A Gorey-esque Knight
This past weekend, we visited the newly expanded American Swedish Institute in Minneapolis with visiting family members. The original portion of the museum is housed in a home/castle built in 1908 for Swedish immigrant publisher Swan Turnblad. Mr. Turnblad donated the home to the Institute in 1929, and it has been a center for cultural events since that time.
The home itself is a structure worthy of Edward Gorey's imagination, with turrets, crazy passages and rooms, carvings inside and out, and a second floor conservatory over a porte cochere. At the turn of the grand staircase is the entrance to the elevated conservatory, and this entrance is surrounded by a wall of pictorial stained glass. Comprised of three individual stained glass windows the wall showcases one large horizontal street scene depicting an event in Sweden's history which spans the length of the landing, and two smaller windows on either side of the doorway into the conservatory, each showing a knight.

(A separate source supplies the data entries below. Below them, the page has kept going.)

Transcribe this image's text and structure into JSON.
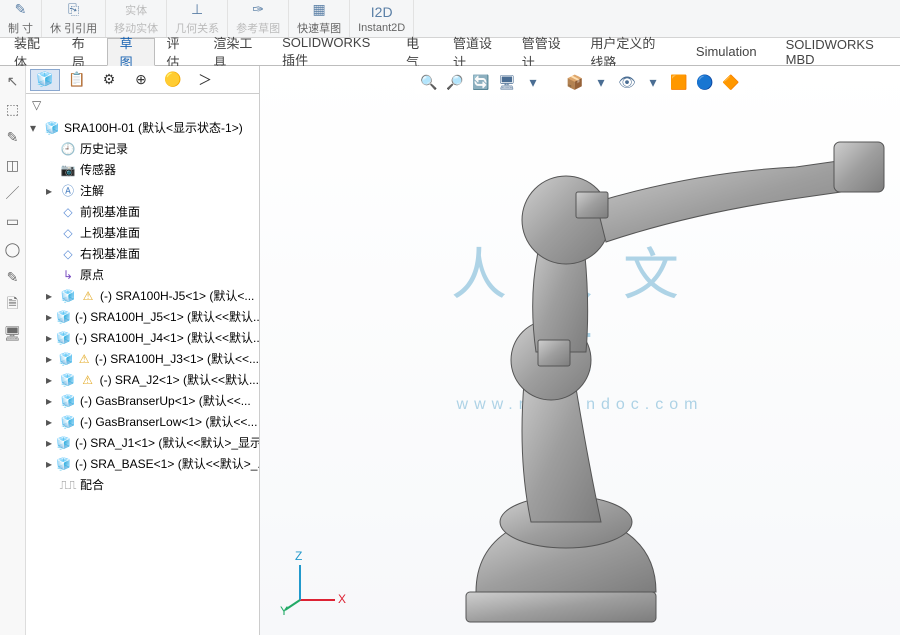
{
  "topStrip": {
    "g1": "制   寸",
    "g2": "休   引引用",
    "g3a": "实体",
    "g3b": "移动实体",
    "g4": "几何关系",
    "g5": "参考草图",
    "g6": "快速草图",
    "g7": "Instant2D"
  },
  "ribbonTabs": [
    "装配体",
    "布局",
    "草图",
    "评估",
    "渲染工具",
    "SOLIDWORKS 插件",
    "电气",
    "管道设计",
    "管管设计",
    "用户定义的线路",
    "Simulation",
    "SOLIDWORKS MBD"
  ],
  "ribbonActive": 2,
  "sideTabsIcons": [
    "🧊",
    "📋",
    "⚙",
    "⊕",
    "🟡",
    "＞"
  ],
  "sideTabActive": 0,
  "filterIcon": "▽",
  "tree": {
    "root": "SRA100H-01  (默认<显示状态-1>)",
    "history": "历史记录",
    "sensors": "传感器",
    "annotations": "注解",
    "frontPlane": "前视基准面",
    "topPlane": "上视基准面",
    "rightPlane": "右视基准面",
    "origin": "原点",
    "parts": [
      {
        "label": "(-) SRA100H-J5<1> (默认<...",
        "warn": true
      },
      {
        "label": "(-) SRA100H_J5<1> (默认<<默认...",
        "warn": false
      },
      {
        "label": "(-) SRA100H_J4<1> (默认<<默认...",
        "warn": false
      },
      {
        "label": "(-) SRA100H_J3<1> (默认<<...",
        "warn": true
      },
      {
        "label": "(-) SRA_J2<1> (默认<<默认...",
        "warn": true
      },
      {
        "label": "(-) GasBranserUp<1> (默认<<...",
        "warn": false
      },
      {
        "label": "(-) GasBranserLow<1> (默认<<...",
        "warn": false
      },
      {
        "label": "(-) SRA_J1<1> (默认<<默认>_显示...",
        "warn": false
      },
      {
        "label": "(-) SRA_BASE<1> (默认<<默认>_...",
        "warn": false
      }
    ],
    "mates": "配合"
  },
  "vpTools": [
    "🔍",
    "🔎",
    "🔄",
    "🖥",
    "▾",
    "",
    "📦",
    "▾",
    "👁",
    "▾",
    "🟧",
    "🔵",
    "🔶"
  ],
  "watermark": {
    "big": "人人文库",
    "url": "www.renrendoc.com"
  },
  "triad": {
    "x": "X",
    "y": "Y",
    "z": "Z"
  }
}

The knight to the right of the doorway looks as if it has stepped out of an Edward Gorey drawing from the John Bellairs book series. Everything about this guardian reminded us of Gorey's work, from the stance, to the detailed painting, and the colors chosen. What really changes this from a standard stained glass depiction of a knight guarding an entrance is the head of the knight. The faceless armor is all the more striking because of the eyes looking out from the slits in the face mask. These eyes stare out at passerby and follow you wherever you go on the landing! We expected to be stopped and questioned as we passed by.